Health in the Headlines: Life span vs. Health span

by Lorien E. Menhennett

Good news, if you’re a roundworm: researchers at Stanford reported last month that blocking the expression of a particular protein can extend a worm’s life span up to 30 percent.

That is good news . . . right?

It depends on whom you ask. Clearly, the Stanford researchers, as well as other researchers who have studied caloric restriction (another method purported to promote long life) think so. But there is another camp of scientists dedicated to improving not so much life span, but health span.

So what does “health span” mean? According to the Macmillan Dictionary’s online “Buzzword” feature, “health span” is “the period in a person’s life during which they are generally healthy and free from serious or chronic illness.” So the focus is on living better, as opposed to living forever.

Sounds simple enough, doesn’t it? But this concept is really a very complex one which scientists are only beginning to grapple with, understand, and research. Ironing out some of the complexities, and getting more scientists, policy makers, and regular people to think this way, though, is key to making sure that “aging gracefully” is not just a catch-phrase.

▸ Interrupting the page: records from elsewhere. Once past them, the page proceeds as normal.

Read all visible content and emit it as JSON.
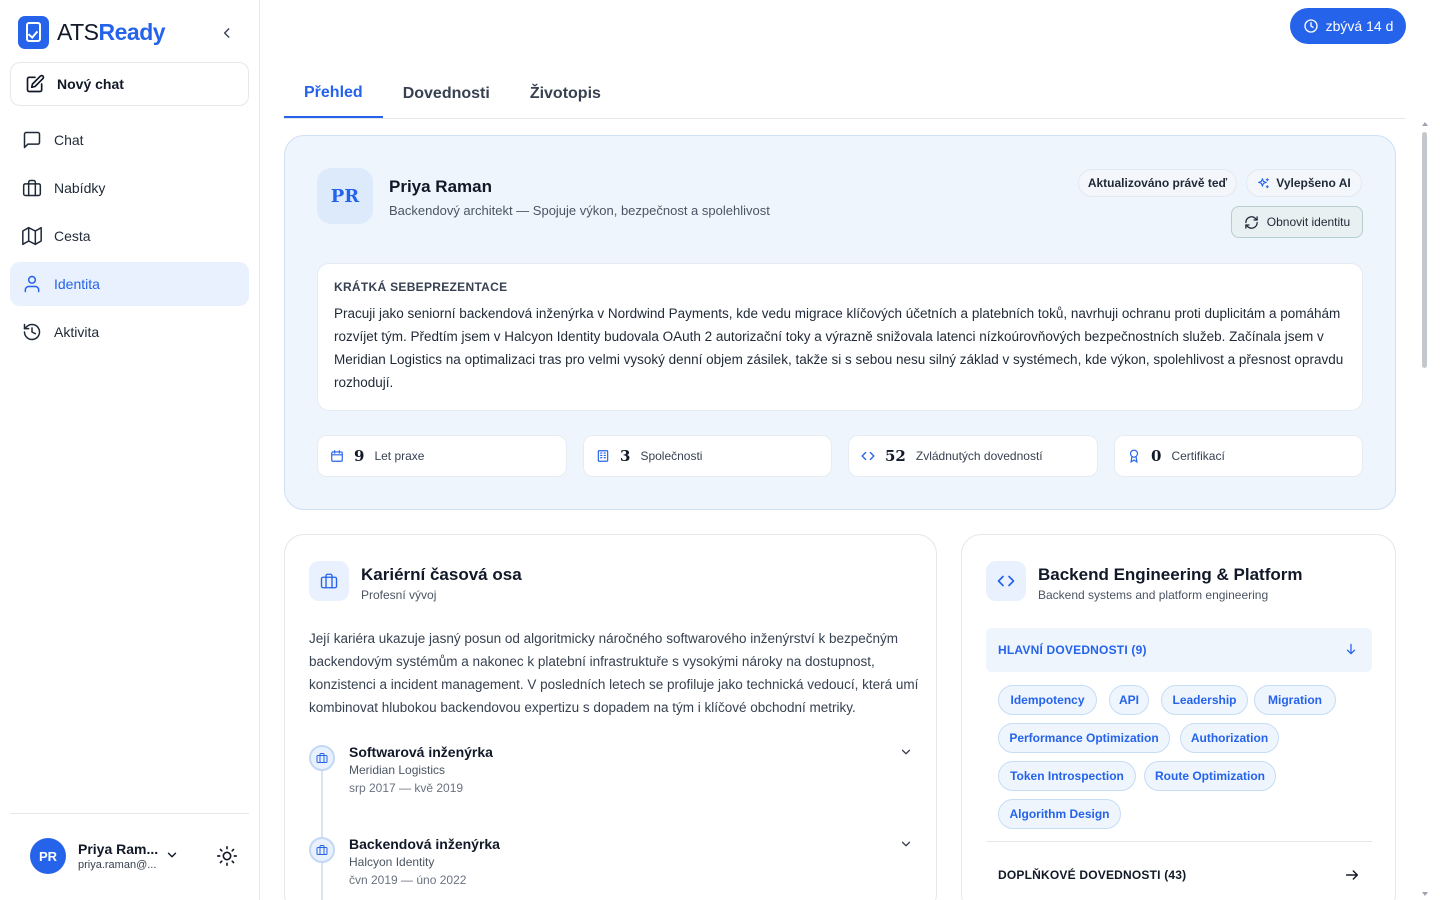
{
  "brand": {
    "name_part1": "ATS",
    "name_part2": "Ready"
  },
  "sidebar": {
    "new_chat_label": "Nový chat",
    "items": [
      {
        "label": "Chat",
        "icon": "chat-icon"
      },
      {
        "label": "Nabídky",
        "icon": "briefcase-icon"
      },
      {
        "label": "Cesta",
        "icon": "map-icon"
      },
      {
        "label": "Identita",
        "icon": "user-icon",
        "active": true
      },
      {
        "label": "Aktivita",
        "icon": "history-icon"
      }
    ],
    "user": {
      "initials": "PR",
      "name": "Priya Ram...",
      "email": "priya.raman@..."
    }
  },
  "trial_badge": {
    "label": "zbývá 14 d",
    "icon": "clock-icon"
  },
  "tabs": [
    {
      "label": "Přehled",
      "active": true
    },
    {
      "label": "Dovednosti"
    },
    {
      "label": "Životopis"
    }
  ],
  "profile": {
    "initials": "PR",
    "name": "Priya Raman",
    "headline": "Backendový architekt — Spojuje výkon, bezpečnost a spolehlivost",
    "updated_label": "Aktualizováno právě teď",
    "ai_label": "Vylepšeno AI",
    "refresh_label": "Obnovit identitu",
    "bio_title": "KRÁTKÁ SEBEPREZENTACE",
    "bio_text": "Pracuji jako seniorní backendová inženýrka v Nordwind Payments, kde vedu migrace klíčových účetních a platebních toků, navrhuji ochranu proti duplicitám a pomáhám rozvíjet tým. Předtím jsem v Halcyon Identity budovala OAuth 2 autorizační toky a výrazně snižovala latenci nízkoúrovňových bezpečnostních služeb. Začínala jsem v Meridian Logistics na optimalizaci tras pro velmi vysoký denní objem zásilek, takže si s sebou nesu silný základ v systémech, kde výkon, spolehlivost a přesnost opravdu rozhodují.",
    "stats": [
      {
        "value": "9",
        "label": "Let praxe",
        "icon": "calendar-icon"
      },
      {
        "value": "3",
        "label": "Společnosti",
        "icon": "building-icon"
      },
      {
        "value": "52",
        "label": "Zvládnutých dovedností",
        "icon": "code-icon"
      },
      {
        "value": "0",
        "label": "Certifikací",
        "icon": "award-icon"
      }
    ]
  },
  "career": {
    "title": "Kariérní časová osa",
    "subtitle": "Profesní vývoj",
    "summary": "Její kariéra ukazuje jasný posun od algoritmicky náročného softwarového inženýrství k bezpečným backendovým systémům a nakonec k platební infrastruktuře s vysokými nároky na dostupnost, konzistenci a incident management. V posledních letech se profiluje jako technická vedoucí, která umí kombinovat hlubokou backendovou expertizu s dopadem na tým i klíčové obchodní metriky.",
    "entries": [
      {
        "role": "Softwarová inženýrka",
        "company": "Meridian Logistics",
        "dates": "srp 2017 — kvě 2019"
      },
      {
        "role": "Backendová inženýrka",
        "company": "Halcyon Identity",
        "dates": "čvn 2019 — úno 2022"
      }
    ]
  },
  "skills": {
    "title": "Backend Engineering & Platform",
    "subtitle": "Backend systems and platform engineering",
    "main_label": "HLAVNÍ DOVEDNOSTI (9)",
    "tags": [
      "Idempotency",
      "API",
      "Leadership",
      "Migration",
      "Performance Optimization",
      "Authorization",
      "Token Introspection",
      "Route Optimization",
      "Algorithm Design"
    ],
    "extra_label": "DOPLŇKOVÉ DOVEDNOSTI (43)"
  }
}
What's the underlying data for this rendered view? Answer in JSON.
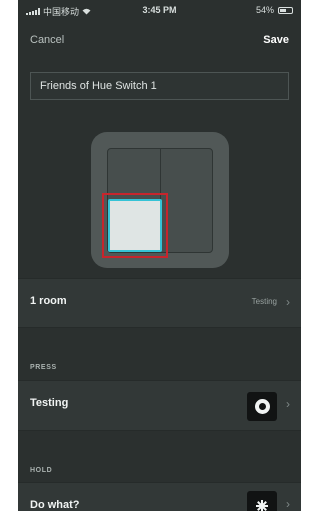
{
  "status_bar": {
    "carrier": "中国移动",
    "time": "3:45 PM",
    "battery": "54%",
    "battery_level": 0.54
  },
  "nav": {
    "cancel_label": "Cancel",
    "save_label": "Save"
  },
  "switch_name": {
    "value": "Friends of Hue Switch 1",
    "placeholder": "Friends of Hue Switch 1"
  },
  "room_row": {
    "label": "1 room",
    "value": "Testing",
    "chevron": "›"
  },
  "press_section": {
    "heading": "PRESS",
    "label": "Testing",
    "icon": "scene-ring-icon",
    "chevron": "›"
  },
  "hold_section": {
    "heading": "HOLD",
    "label": "Do what?",
    "icon": "brightness-icon",
    "chevron": "›"
  },
  "colors": {
    "background": "#2b302f",
    "row_background": "#323837",
    "highlight_red": "#c7252c",
    "selected_cyan": "#35c3d6"
  }
}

One major problem in the world of aging research is a disconnect between the viewpoints of clinicians and “basic” science researchers on this very topic. In an article published in the Journal of Gerontology in 2009, authors Drs. James Kirkland and Charlotte Peterson write that “Geriatricians and others providing health care for the elderly have long recognized that disability, frailty, and age-related disease onset are the critical end points that need to be addressed in older populations.” Hence, many clinicians are on the “health span” wagon. However, Kirkland and Peterson also claim that “Most investigators in the basic science of aging use survival curves and maximum life span as key end points for studies of effects of interventions, rather than health span or function.” Hence many basic science researchers are on the “life span” wagon. And when researchers and clinicians are on two different wagons, little if any progress will be made in terms of going from the scientific “bench” to the bedside with new treatments.

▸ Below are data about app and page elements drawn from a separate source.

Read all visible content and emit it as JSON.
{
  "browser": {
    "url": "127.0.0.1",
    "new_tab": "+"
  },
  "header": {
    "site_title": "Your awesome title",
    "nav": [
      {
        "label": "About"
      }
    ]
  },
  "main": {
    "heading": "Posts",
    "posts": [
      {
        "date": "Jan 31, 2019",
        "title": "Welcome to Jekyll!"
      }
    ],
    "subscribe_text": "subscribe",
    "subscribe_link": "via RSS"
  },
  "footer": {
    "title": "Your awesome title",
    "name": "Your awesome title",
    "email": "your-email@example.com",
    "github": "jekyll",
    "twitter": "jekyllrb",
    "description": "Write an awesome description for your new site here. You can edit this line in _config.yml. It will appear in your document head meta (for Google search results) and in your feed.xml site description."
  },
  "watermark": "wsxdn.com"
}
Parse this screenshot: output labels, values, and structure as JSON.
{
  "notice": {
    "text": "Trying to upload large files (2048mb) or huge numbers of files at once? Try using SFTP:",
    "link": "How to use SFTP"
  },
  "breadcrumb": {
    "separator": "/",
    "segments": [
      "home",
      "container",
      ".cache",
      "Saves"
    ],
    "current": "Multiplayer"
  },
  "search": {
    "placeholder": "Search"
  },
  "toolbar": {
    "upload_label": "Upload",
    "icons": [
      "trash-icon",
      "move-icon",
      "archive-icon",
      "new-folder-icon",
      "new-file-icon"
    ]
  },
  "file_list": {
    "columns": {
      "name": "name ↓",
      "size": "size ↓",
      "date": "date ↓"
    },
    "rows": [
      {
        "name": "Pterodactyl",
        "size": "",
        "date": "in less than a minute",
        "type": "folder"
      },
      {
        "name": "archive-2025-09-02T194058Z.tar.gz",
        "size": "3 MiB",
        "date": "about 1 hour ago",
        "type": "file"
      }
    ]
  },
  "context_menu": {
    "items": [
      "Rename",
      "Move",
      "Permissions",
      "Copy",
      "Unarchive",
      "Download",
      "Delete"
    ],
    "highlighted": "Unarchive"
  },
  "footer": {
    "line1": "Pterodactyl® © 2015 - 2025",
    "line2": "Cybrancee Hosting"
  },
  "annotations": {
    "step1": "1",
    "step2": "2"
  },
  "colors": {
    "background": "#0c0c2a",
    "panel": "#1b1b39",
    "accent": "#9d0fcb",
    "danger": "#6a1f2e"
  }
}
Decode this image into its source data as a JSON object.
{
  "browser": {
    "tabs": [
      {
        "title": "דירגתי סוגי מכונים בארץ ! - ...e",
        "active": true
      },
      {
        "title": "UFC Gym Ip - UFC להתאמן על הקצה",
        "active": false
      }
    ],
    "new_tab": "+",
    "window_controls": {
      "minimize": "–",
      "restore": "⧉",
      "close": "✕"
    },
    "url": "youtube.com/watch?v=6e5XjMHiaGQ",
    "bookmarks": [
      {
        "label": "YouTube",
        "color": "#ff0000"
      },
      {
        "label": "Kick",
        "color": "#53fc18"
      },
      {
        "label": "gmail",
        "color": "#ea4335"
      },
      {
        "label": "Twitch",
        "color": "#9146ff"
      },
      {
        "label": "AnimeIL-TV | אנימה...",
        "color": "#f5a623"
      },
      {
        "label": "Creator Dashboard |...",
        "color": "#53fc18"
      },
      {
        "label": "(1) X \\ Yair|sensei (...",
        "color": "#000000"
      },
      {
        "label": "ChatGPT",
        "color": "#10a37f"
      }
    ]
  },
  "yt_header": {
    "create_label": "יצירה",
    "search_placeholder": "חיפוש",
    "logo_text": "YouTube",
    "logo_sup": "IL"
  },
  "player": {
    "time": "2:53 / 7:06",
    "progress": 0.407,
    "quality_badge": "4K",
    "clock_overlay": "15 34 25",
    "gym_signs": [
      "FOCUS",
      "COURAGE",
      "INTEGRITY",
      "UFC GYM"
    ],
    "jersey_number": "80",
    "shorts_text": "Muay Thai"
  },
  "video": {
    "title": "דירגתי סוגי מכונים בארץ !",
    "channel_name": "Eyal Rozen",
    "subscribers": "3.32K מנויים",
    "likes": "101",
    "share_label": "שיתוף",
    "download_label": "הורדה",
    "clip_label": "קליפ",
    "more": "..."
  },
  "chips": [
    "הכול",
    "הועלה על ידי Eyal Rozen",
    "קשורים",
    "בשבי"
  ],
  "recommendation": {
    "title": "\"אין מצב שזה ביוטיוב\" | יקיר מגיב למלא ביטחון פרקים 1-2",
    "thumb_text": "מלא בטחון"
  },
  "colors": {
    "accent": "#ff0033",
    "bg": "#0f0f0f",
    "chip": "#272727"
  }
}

What needs to happen, writes Marc Tatar, a biologist at Brown University, is first clarification of the health span concept. While Tatar explores a more scientific definition of health span than the one I previous listed, his comments relate to our more simple definition as well. For example, how do you define “healthy”? What is the threshold between healthy and unhealthy, in terms of time and quality of life? And even if you use baseline performance as a judge, that baseline performance declines over time — how do you factor that in? These issues need to be resolved before any progress can be made, Tatar says.

Once some of that ambiguity is resolved, the next step is to develop a better animal model for studying health span, Tatar says. That will allow researchers to take results and translate them to human models. For example, researchers should look at how best to study osteoporosis — clearly a factor in human health span — in mice, flies, or worms (three of the best animals for studying aging issues).

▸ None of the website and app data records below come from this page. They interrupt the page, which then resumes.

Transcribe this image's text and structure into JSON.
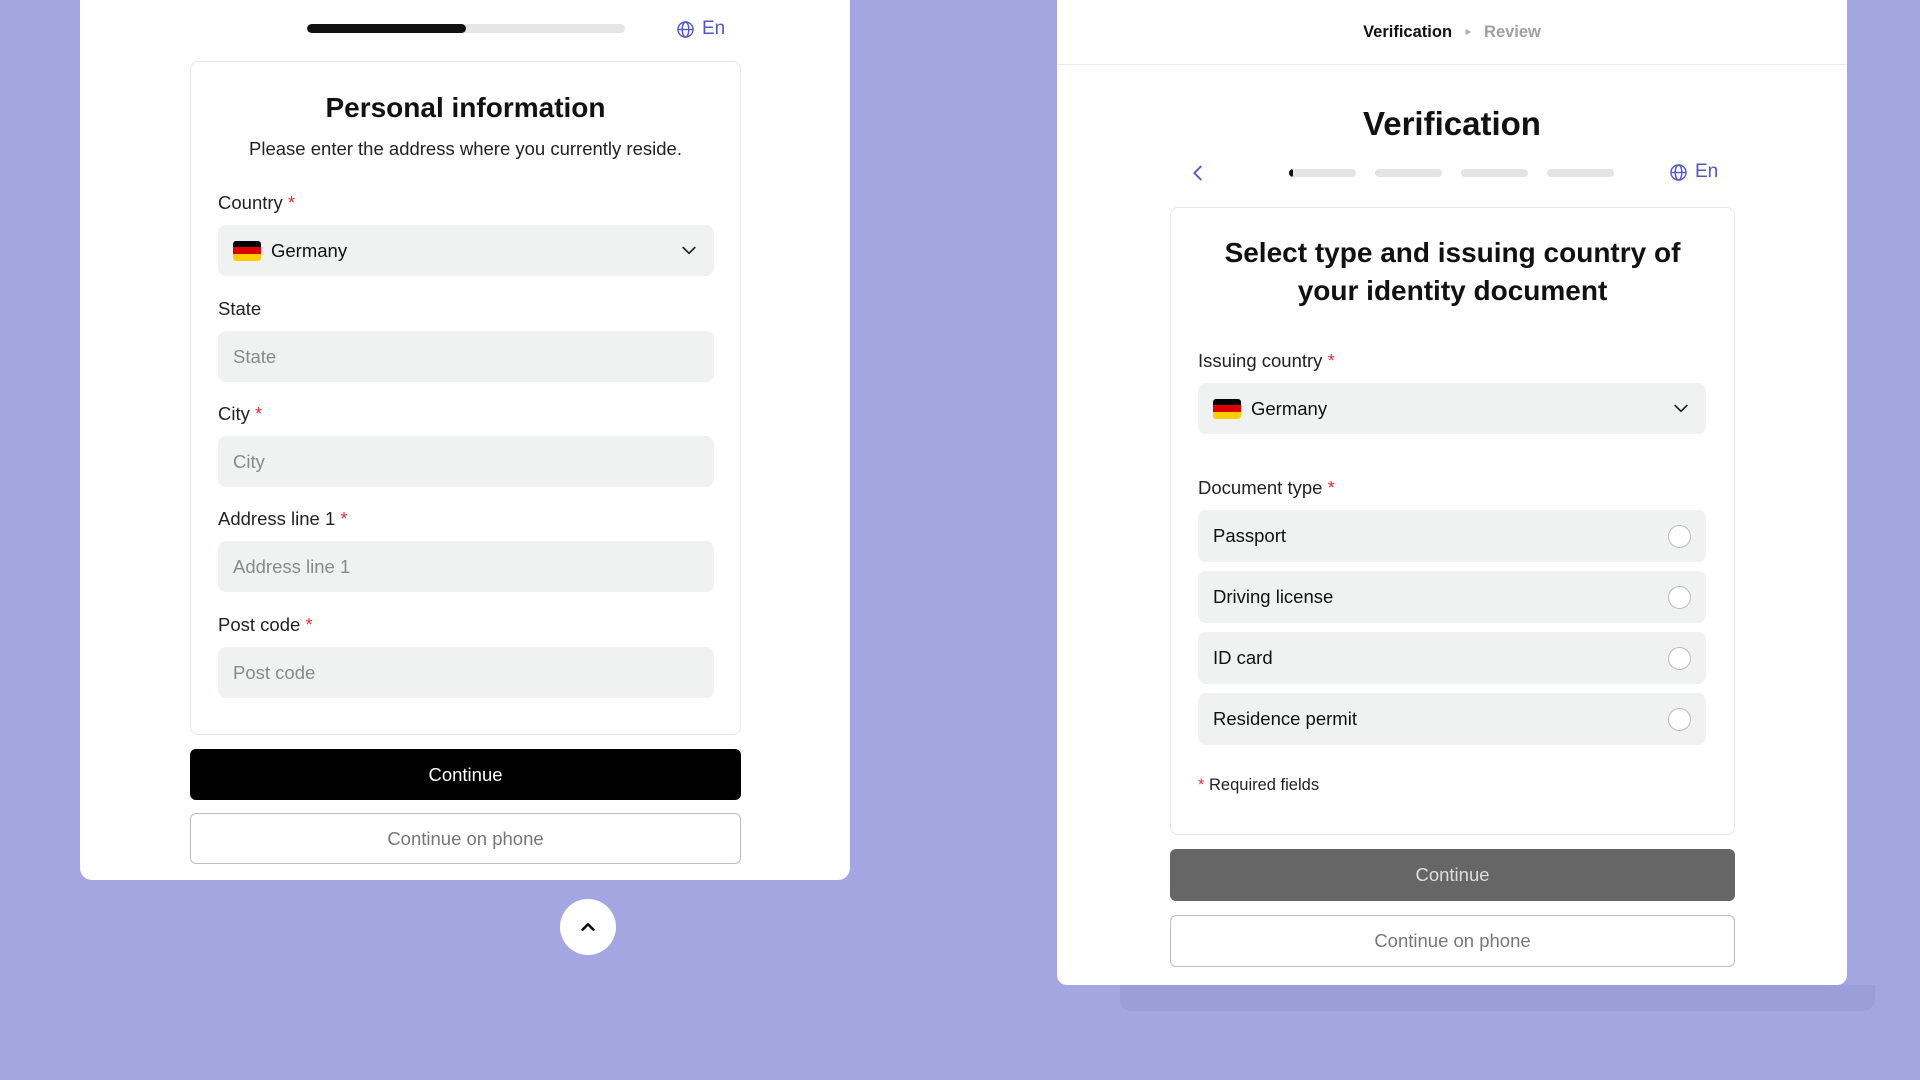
{
  "left": {
    "progress_percent": 50,
    "lang": {
      "label": "En",
      "icon": "globe-icon"
    },
    "title": "Personal information",
    "subtitle": "Please enter the address where you currently reside.",
    "fields": {
      "country": {
        "label": "Country",
        "required_mark": "*",
        "value": "Germany",
        "flag": "germany-flag-icon"
      },
      "state": {
        "label": "State",
        "placeholder": "State"
      },
      "city": {
        "label": "City",
        "required_mark": "*",
        "placeholder": "City"
      },
      "address1": {
        "label": "Address line 1",
        "required_mark": "*",
        "placeholder": "Address line 1"
      },
      "postcode": {
        "label": "Post code",
        "required_mark": "*",
        "placeholder": "Post code"
      }
    },
    "continue_label": "Continue",
    "continue_phone_label": "Continue on phone"
  },
  "right": {
    "breadcrumb": {
      "active": "Verification",
      "inactive": "Review"
    },
    "title": "Verification",
    "lang": {
      "label": "En",
      "icon": "globe-icon"
    },
    "steps": {
      "total": 4,
      "current_fill_fraction": 0.06
    },
    "card_title": "Select type and issuing country of your identity document",
    "issuing_country": {
      "label": "Issuing country",
      "required_mark": "*",
      "value": "Germany",
      "flag": "germany-flag-icon"
    },
    "document_type": {
      "label": "Document type",
      "required_mark": "*",
      "options": [
        "Passport",
        "Driving license",
        "ID card",
        "Residence permit"
      ]
    },
    "required_note": {
      "mark": "*",
      "text": "Required fields"
    },
    "continue_label": "Continue",
    "continue_phone_label": "Continue on phone"
  },
  "colors": {
    "background": "#a4a6e2",
    "accent": "#5257c9",
    "required": "#e0323c",
    "primary_button": "#000000",
    "disabled_button": "#666666"
  }
}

Kirkland and Peterson agree that better animal modeling is needed, although they focus on the concept of frailty: “Frailty usually describes a condition in which a critical number of impairments occur in parallel, becoming evident after a threshold is reached, and if a stress such as an infection or injury is applied.” They say that indicators of “frailty syndrome” include weakness, fatigue, weight loss, impaired balance, decreased physical activity, slowed motor performance, social withdrawal, mild cognitive dysfunction, and increased vulnerability to physiological stress.

According to Kirkland and Peterson, screening for frailty in humans is being developed and validated, and could be adapted for use in animals. Testing animals for frailty — after giving them an anti-aging compound, for example — could help show whether the added longevity compromised health span, and therefore whether the compound was potentially appropriate for trials in humans.

Living longer, obviously, can be a good thing. But only if that extended life is a healthy one. That’s what the study of health span is about. And while the idea is catching on, it has some catching up to do.